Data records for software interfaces
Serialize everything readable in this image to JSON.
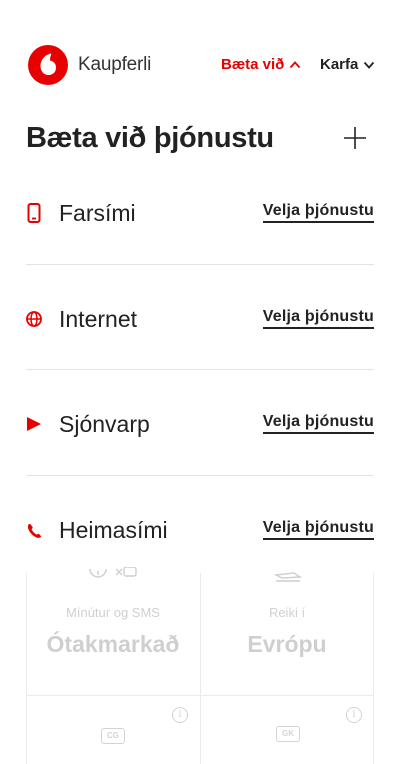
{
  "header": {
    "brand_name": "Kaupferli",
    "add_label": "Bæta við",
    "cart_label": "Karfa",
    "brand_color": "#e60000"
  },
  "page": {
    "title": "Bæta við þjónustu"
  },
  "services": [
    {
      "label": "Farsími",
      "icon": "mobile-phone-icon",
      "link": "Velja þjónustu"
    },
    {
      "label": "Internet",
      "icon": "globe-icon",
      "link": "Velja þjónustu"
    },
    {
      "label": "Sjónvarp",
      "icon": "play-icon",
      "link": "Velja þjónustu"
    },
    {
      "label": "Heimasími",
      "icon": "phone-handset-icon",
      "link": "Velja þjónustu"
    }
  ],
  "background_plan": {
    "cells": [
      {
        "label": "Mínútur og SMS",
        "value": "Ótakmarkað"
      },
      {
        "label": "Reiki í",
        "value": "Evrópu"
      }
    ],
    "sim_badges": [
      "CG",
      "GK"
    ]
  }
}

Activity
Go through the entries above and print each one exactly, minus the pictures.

Written reply
Serialize everything readable in this image to JSON.
{
  "header": {
    "brand_name": "Kaupferli",
    "add_label": "Bæta við",
    "cart_label": "Karfa",
    "brand_color": "#e60000"
  },
  "page": {
    "title": "Bæta við þjónustu"
  },
  "services": [
    {
      "label": "Farsími",
      "icon": "mobile-phone-icon",
      "link": "Velja þjónustu"
    },
    {
      "label": "Internet",
      "icon": "globe-icon",
      "link": "Velja þjónustu"
    },
    {
      "label": "Sjónvarp",
      "icon": "play-icon",
      "link": "Velja þjónustu"
    },
    {
      "label": "Heimasími",
      "icon": "phone-handset-icon",
      "link": "Velja þjónustu"
    }
  ],
  "background_plan": {
    "cells": [
      {
        "label": "Mínútur og SMS",
        "value": "Ótakmarkað"
      },
      {
        "label": "Reiki í",
        "value": "Evrópu"
      }
    ],
    "sim_badges": [
      "CG",
      "GK"
    ]
  }
}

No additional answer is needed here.